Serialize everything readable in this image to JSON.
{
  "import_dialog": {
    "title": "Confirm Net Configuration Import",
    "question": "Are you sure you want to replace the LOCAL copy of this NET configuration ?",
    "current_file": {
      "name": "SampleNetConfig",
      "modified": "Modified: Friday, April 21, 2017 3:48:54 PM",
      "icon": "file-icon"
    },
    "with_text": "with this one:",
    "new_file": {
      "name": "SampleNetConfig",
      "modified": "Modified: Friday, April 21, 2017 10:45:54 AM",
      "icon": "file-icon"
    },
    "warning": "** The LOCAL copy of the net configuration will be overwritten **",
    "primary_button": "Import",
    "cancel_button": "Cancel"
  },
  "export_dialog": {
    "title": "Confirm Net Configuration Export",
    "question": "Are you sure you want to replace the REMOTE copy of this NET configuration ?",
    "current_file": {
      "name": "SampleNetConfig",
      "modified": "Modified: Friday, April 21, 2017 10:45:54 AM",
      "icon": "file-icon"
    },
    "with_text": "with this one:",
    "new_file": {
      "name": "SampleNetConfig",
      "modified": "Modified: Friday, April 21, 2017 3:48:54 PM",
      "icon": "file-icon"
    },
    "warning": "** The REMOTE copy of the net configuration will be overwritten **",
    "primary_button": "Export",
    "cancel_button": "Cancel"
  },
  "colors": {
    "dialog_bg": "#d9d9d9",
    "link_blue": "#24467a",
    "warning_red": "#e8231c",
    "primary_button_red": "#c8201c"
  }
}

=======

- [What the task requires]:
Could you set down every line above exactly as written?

- [Task solution]:
Serialize everything readable in this image to JSON.
{
  "import_dialog": {
    "title": "Confirm Net Configuration Import",
    "question": "Are you sure you want to replace the LOCAL copy of this NET configuration ?",
    "current_file": {
      "name": "SampleNetConfig",
      "modified": "Modified: Friday, April 21, 2017 3:48:54 PM",
      "icon": "file-icon"
    },
    "with_text": "with this one:",
    "new_file": {
      "name": "SampleNetConfig",
      "modified": "Modified: Friday, April 21, 2017 10:45:54 AM",
      "icon": "file-icon"
    },
    "warning": "** The LOCAL copy of the net configuration will be overwritten **",
    "primary_button": "Import",
    "cancel_button": "Cancel"
  },
  "export_dialog": {
    "title": "Confirm Net Configuration Export",
    "question": "Are you sure you want to replace the REMOTE copy of this NET configuration ?",
    "current_file": {
      "name": "SampleNetConfig",
      "modified": "Modified: Friday, April 21, 2017 10:45:54 AM",
      "icon": "file-icon"
    },
    "with_text": "with this one:",
    "new_file": {
      "name": "SampleNetConfig",
      "modified": "Modified: Friday, April 21, 2017 3:48:54 PM",
      "icon": "file-icon"
    },
    "warning": "** The REMOTE copy of the net configuration will be overwritten **",
    "primary_button": "Export",
    "cancel_button": "Cancel"
  },
  "colors": {
    "dialog_bg": "#d9d9d9",
    "link_blue": "#24467a",
    "warning_red": "#e8231c",
    "primary_button_red": "#c8201c"
  }
}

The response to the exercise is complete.